Agents Queried: 7
Publishers Submitted: 0
Short Stories Submitted: 3
And we’re off! This week, I got into the querying portion of my month of submission and it’s really been a learning process. As a result, I’d thought I’d share a few of the lessors I’ve learned thus far.
1. Setting Time Aside for Submitting Your Work is a Really Good Idea- Seriously. I’m not saying you need to set aside an entire month for it like I did, but this takes A LOT more time then you might think. I say that even with having all of the pieces already written in advance. The process of locating a potential agent, looking through their website to make sure they’re a good match, carefully reading over the submission guidelines, putting all of the material together, and formatting that in an email so it looks all professional has taken me a minimum of forty-five minutes per agent. Like pretty much every stage of the writing process, this takes time.
2. Go in Prepared, and BE Organized- I am SO happy I had a query letter, synopsis, and the manuscript all polished going in. I am also happy that I had a handful of agents in mind. I kind of wish that I had written a one or two page synopsis instead of a six page one. Not everyone has a page count in mind, but when they do, they’re looking for the shorter one.

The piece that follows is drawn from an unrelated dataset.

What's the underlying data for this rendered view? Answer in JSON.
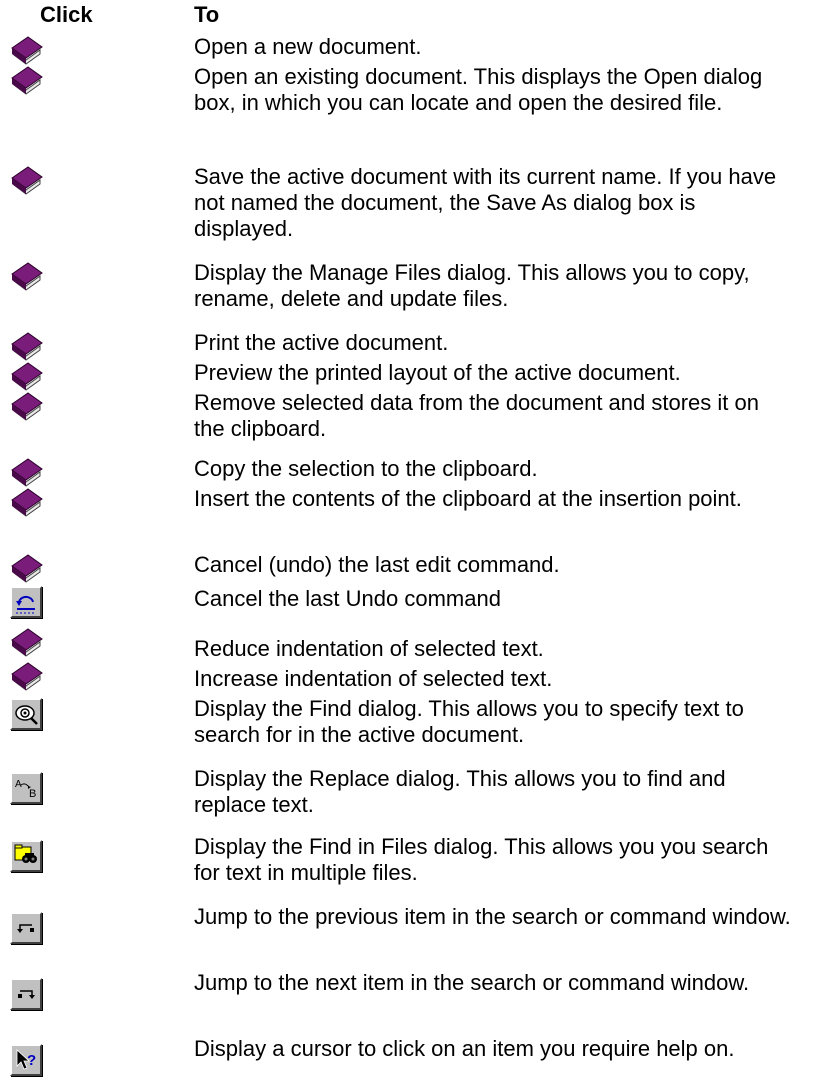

To help keep everything in line, I ended up creating a spreadsheet on Open Office Calc with columns for the agents name, agency, email address, website, the relevant genres they represent, the similar authors they’ve represented in the past, if they’re currently accepting queries, email or snail mail, info from preditors and editors (more on that later), when the query went out, and any additional notes. It’s probably more complicated that it needs to be, but it makes it so I know which agents I’ve queried, and which ones I’ve just researched.
3. Agents Don’t Always want the Same Thing- Some agents want only a query letter. Some want a query letter, and a synopsis. Some want a query letter, a synopsis, and a novel excerpt (10 pages? 25 pages? 35 pages? First three chapters?). Some want a query letter and a resume (with what on it, I ask? This one I haven’t figured out yet). Some even want you to put your submissions IN THE MAIL. The only thing agents seem to have in common is they are very specific in what they want. Also, every agent I’ve come across so far that takes equeries wants it in the body of an email. No attachments allowed.
4. Make Sure You’re Going After Legitimate Resources- Have you been to Preditors and Editors? It’s a great resource for wanna-be authors like myself who want to make sure that the agency they’re dealing with is legitimate. Not every agent is going to be on here, but if they’ve been caught doing unethical things, you’ll find out here so you can avoid them like the plague. This website will also highlight highly recommended agents and give you very basic information, such as if they’re a part of AAR.
5. Make Sure Your Books Matches your Agent- I’ve begun my searches through my own bookshelf. I find books that are close enough to Lady of Darkwood (a young adult fantasy novel) and see who those authors are using as literary agents. From there, I check out their websites, where there’s typically either a list of the type of books they represent, or a list of the things they’re looking for. Other good resources I’ve found for finding out what agents represent are QueryTracker, and AgentQuery. They agency’s website still seems to the best place to go for information though, as I’ve found conflicting information on QueryTracker and AgentQuery.
It’s been quite a week, especially as I’ve done this while putting in ten extra hours at work this week. On a positive note, I’ve already heard back from one agent, and they wanted to read more (the first 35 pages)! I’m trying not to get my hopes up on this one, but out of all the agents I contacted this week, this one was my first choice. I hope they are interested in reading further.